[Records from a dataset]

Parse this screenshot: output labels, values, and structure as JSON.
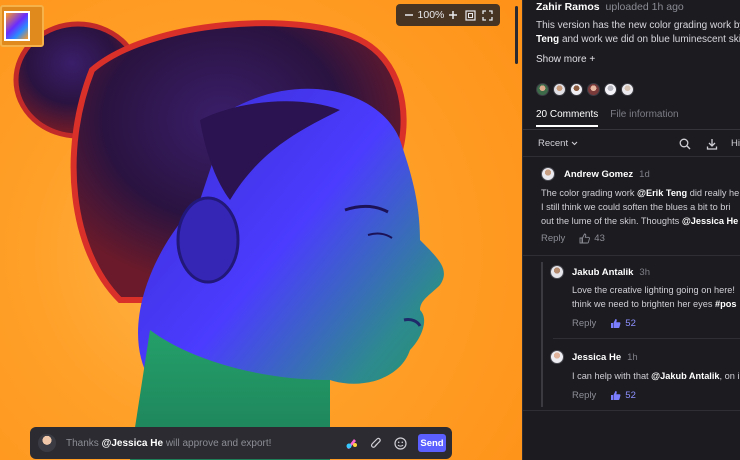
{
  "viewer": {
    "zoom": "100%",
    "composer": {
      "prefix": "Thanks",
      "mention": "@Jessica He",
      "suffix": "will approve and export!",
      "send_label": "Send"
    }
  },
  "upload": {
    "author": "Zahir Ramos",
    "meta": "uploaded 1h ago",
    "desc_line1_pre": "This version has the new color grading work by",
    "desc_line1_mention": "@",
    "desc_line2_mention": "Teng",
    "desc_line2_post": "and work we did on blue luminescent skin t",
    "show_more": "Show more +"
  },
  "tabs": [
    {
      "label": "20 Comments",
      "active": true
    },
    {
      "label": "File information",
      "active": false
    }
  ],
  "toolbar": {
    "sort_label": "Recent",
    "hide_label": "Hid"
  },
  "comments": [
    {
      "author": "Andrew Gomez",
      "time": "1d",
      "lines": [
        {
          "pre": "The color grading work",
          "mention": "@Erik Teng",
          "post": "did really he"
        },
        {
          "pre": "I still think we could soften the blues a bit to bri",
          "mention": "",
          "post": ""
        },
        {
          "pre": "out the lume of the skin. Thoughts",
          "mention": "@Jessica He",
          "post": ""
        }
      ],
      "reply_label": "Reply",
      "likes": "43"
    },
    {
      "author": "Jakub Antalik",
      "time": "3h",
      "lines": [
        {
          "pre": "Love the creative lighting going on here!",
          "mention": "",
          "post": ""
        },
        {
          "pre": "think we need to brighten her eyes",
          "mention": "#pos",
          "post": ""
        }
      ],
      "reply_label": "Reply",
      "likes": "52"
    },
    {
      "author": "Jessica He",
      "time": "1h",
      "lines": [
        {
          "pre": "I can help with that",
          "mention": "@Jakub Antalik",
          "post": ", on i"
        }
      ],
      "reply_label": "Reply",
      "likes": "52"
    }
  ],
  "colors": {
    "accent": "#5b5fff",
    "background_orange": "#ff9a1e",
    "panel_bg": "#1b1b20"
  },
  "icons": [
    "zoom-out-icon",
    "zoom-in-icon",
    "fit-screen-icon",
    "fullscreen-icon",
    "emoji-brush-icon",
    "paperclip-icon",
    "smiley-icon",
    "search-icon",
    "download-icon",
    "chevron-down-icon",
    "thumbs-up-icon"
  ]
}
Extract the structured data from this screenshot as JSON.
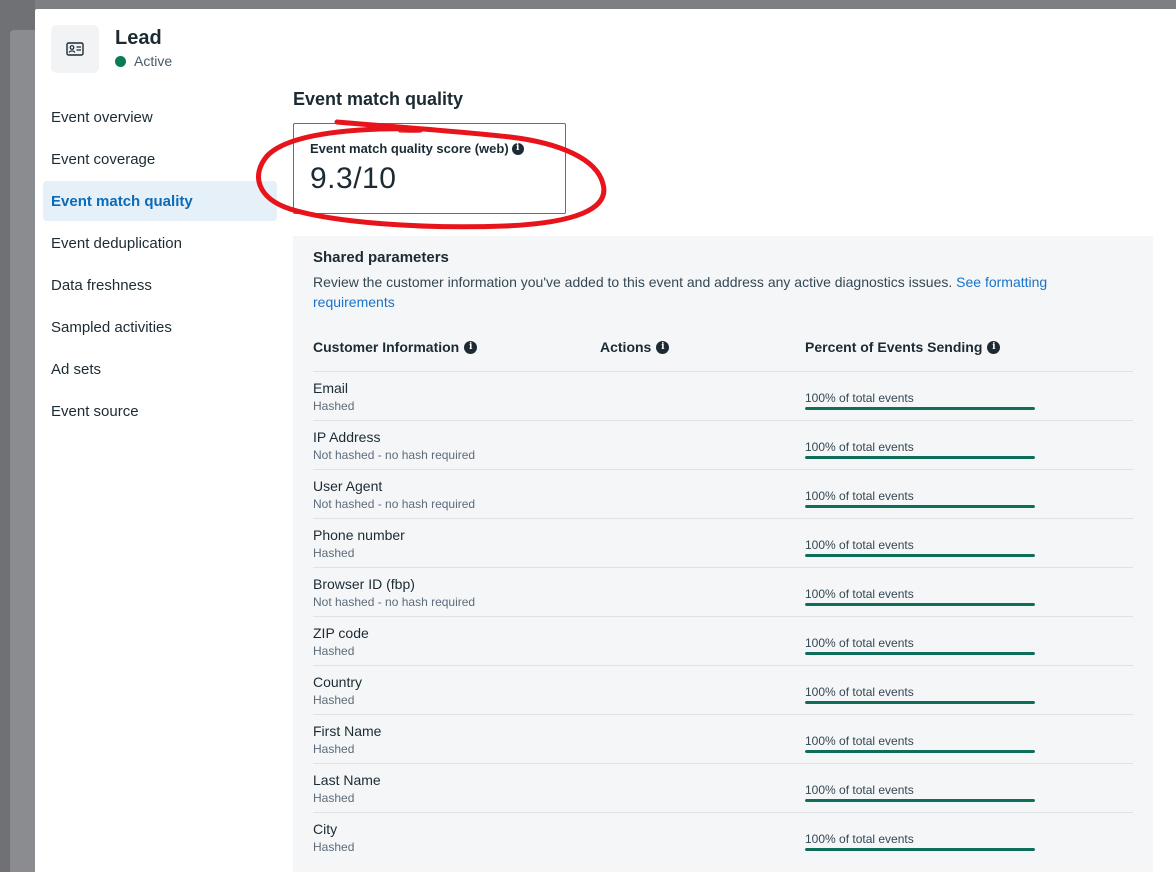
{
  "header": {
    "title": "Lead",
    "status": "Active",
    "status_color": "#0a7b59",
    "icon": "id-card-icon"
  },
  "sidebar": {
    "items": [
      {
        "label": "Event overview",
        "active": false
      },
      {
        "label": "Event coverage",
        "active": false
      },
      {
        "label": "Event match quality",
        "active": true
      },
      {
        "label": "Event deduplication",
        "active": false
      },
      {
        "label": "Data freshness",
        "active": false
      },
      {
        "label": "Sampled activities",
        "active": false
      },
      {
        "label": "Ad sets",
        "active": false
      },
      {
        "label": "Event source",
        "active": false
      }
    ]
  },
  "main": {
    "title": "Event match quality",
    "score": {
      "label": "Event match quality score (web)",
      "value": "9.3/10"
    },
    "shared": {
      "title": "Shared parameters",
      "description": "Review the customer information you've added to this event and address any active diagnostics issues.",
      "link": "See formatting requirements",
      "columns": [
        "Customer Information",
        "Actions",
        "Percent of Events Sending"
      ],
      "rows": [
        {
          "name": "Email",
          "sub": "Hashed",
          "pct_label": "100% of total events",
          "pct": 100
        },
        {
          "name": "IP Address",
          "sub": "Not hashed - no hash required",
          "pct_label": "100% of total events",
          "pct": 100
        },
        {
          "name": "User Agent",
          "sub": "Not hashed - no hash required",
          "pct_label": "100% of total events",
          "pct": 100
        },
        {
          "name": "Phone number",
          "sub": "Hashed",
          "pct_label": "100% of total events",
          "pct": 100
        },
        {
          "name": "Browser ID (fbp)",
          "sub": "Not hashed - no hash required",
          "pct_label": "100% of total events",
          "pct": 100
        },
        {
          "name": "ZIP code",
          "sub": "Hashed",
          "pct_label": "100% of total events",
          "pct": 100
        },
        {
          "name": "Country",
          "sub": "Hashed",
          "pct_label": "100% of total events",
          "pct": 100
        },
        {
          "name": "First Name",
          "sub": "Hashed",
          "pct_label": "100% of total events",
          "pct": 100
        },
        {
          "name": "Last Name",
          "sub": "Hashed",
          "pct_label": "100% of total events",
          "pct": 100
        },
        {
          "name": "City",
          "sub": "Hashed",
          "pct_label": "100% of total events",
          "pct": 100
        }
      ]
    }
  },
  "colors": {
    "accent": "#0b6bb8",
    "bar": "#0f6e5a",
    "annotation": "#e8141b"
  }
}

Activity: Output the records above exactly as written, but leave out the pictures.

Reply:
Parse this screenshot: output labels, values, and structure as JSON.
{
  "viewer": {
    "zoom": "100%",
    "composer": {
      "prefix": "Thanks",
      "mention": "@Jessica He",
      "suffix": "will approve and export!",
      "send_label": "Send"
    }
  },
  "upload": {
    "author": "Zahir Ramos",
    "meta": "uploaded 1h ago",
    "desc_line1_pre": "This version has the new color grading work by",
    "desc_line1_mention": "@",
    "desc_line2_mention": "Teng",
    "desc_line2_post": "and work we did on blue luminescent skin t",
    "show_more": "Show more +"
  },
  "tabs": [
    {
      "label": "20 Comments",
      "active": true
    },
    {
      "label": "File information",
      "active": false
    }
  ],
  "toolbar": {
    "sort_label": "Recent",
    "hide_label": "Hid"
  },
  "comments": [
    {
      "author": "Andrew Gomez",
      "time": "1d",
      "lines": [
        {
          "pre": "The color grading work",
          "mention": "@Erik Teng",
          "post": "did really he"
        },
        {
          "pre": "I still think we could soften the blues a bit to bri",
          "mention": "",
          "post": ""
        },
        {
          "pre": "out the lume of the skin. Thoughts",
          "mention": "@Jessica He",
          "post": ""
        }
      ],
      "reply_label": "Reply",
      "likes": "43"
    },
    {
      "author": "Jakub Antalik",
      "time": "3h",
      "lines": [
        {
          "pre": "Love the creative lighting going on here!",
          "mention": "",
          "post": ""
        },
        {
          "pre": "think we need to brighten her eyes",
          "mention": "#pos",
          "post": ""
        }
      ],
      "reply_label": "Reply",
      "likes": "52"
    },
    {
      "author": "Jessica He",
      "time": "1h",
      "lines": [
        {
          "pre": "I can help with that",
          "mention": "@Jakub Antalik",
          "post": ", on i"
        }
      ],
      "reply_label": "Reply",
      "likes": "52"
    }
  ],
  "colors": {
    "accent": "#5b5fff",
    "background_orange": "#ff9a1e",
    "panel_bg": "#1b1b20"
  },
  "icons": [
    "zoom-out-icon",
    "zoom-in-icon",
    "fit-screen-icon",
    "fullscreen-icon",
    "emoji-brush-icon",
    "paperclip-icon",
    "smiley-icon",
    "search-icon",
    "download-icon",
    "chevron-down-icon",
    "thumbs-up-icon"
  ]
}
Extract the structured data from this screenshot as JSON.
{
  "header": {
    "title": "Lead",
    "status": "Active",
    "status_color": "#0a7b59",
    "icon": "id-card-icon"
  },
  "sidebar": {
    "items": [
      {
        "label": "Event overview",
        "active": false
      },
      {
        "label": "Event coverage",
        "active": false
      },
      {
        "label": "Event match quality",
        "active": true
      },
      {
        "label": "Event deduplication",
        "active": false
      },
      {
        "label": "Data freshness",
        "active": false
      },
      {
        "label": "Sampled activities",
        "active": false
      },
      {
        "label": "Ad sets",
        "active": false
      },
      {
        "label": "Event source",
        "active": false
      }
    ]
  },
  "main": {
    "title": "Event match quality",
    "score": {
      "label": "Event match quality score (web)",
      "value": "9.3/10"
    },
    "shared": {
      "title": "Shared parameters",
      "description": "Review the customer information you've added to this event and address any active diagnostics issues.",
      "link": "See formatting requirements",
      "columns": [
        "Customer Information",
        "Actions",
        "Percent of Events Sending"
      ],
      "rows": [
        {
          "name": "Email",
          "sub": "Hashed",
          "pct_label": "100% of total events",
          "pct": 100
        },
        {
          "name": "IP Address",
          "sub": "Not hashed - no hash required",
          "pct_label": "100% of total events",
          "pct": 100
        },
        {
          "name": "User Agent",
          "sub": "Not hashed - no hash required",
          "pct_label": "100% of total events",
          "pct": 100
        },
        {
          "name": "Phone number",
          "sub": "Hashed",
          "pct_label": "100% of total events",
          "pct": 100
        },
        {
          "name": "Browser ID (fbp)",
          "sub": "Not hashed - no hash required",
          "pct_label": "100% of total events",
          "pct": 100
        },
        {
          "name": "ZIP code",
          "sub": "Hashed",
          "pct_label": "100% of total events",
          "pct": 100
        },
        {
          "name": "Country",
          "sub": "Hashed",
          "pct_label": "100% of total events",
          "pct": 100
        },
        {
          "name": "First Name",
          "sub": "Hashed",
          "pct_label": "100% of total events",
          "pct": 100
        },
        {
          "name": "Last Name",
          "sub": "Hashed",
          "pct_label": "100% of total events",
          "pct": 100
        },
        {
          "name": "City",
          "sub": "Hashed",
          "pct_label": "100% of total events",
          "pct": 100
        }
      ]
    }
  },
  "colors": {
    "accent": "#0b6bb8",
    "bar": "#0f6e5a",
    "annotation": "#e8141b"
  }
}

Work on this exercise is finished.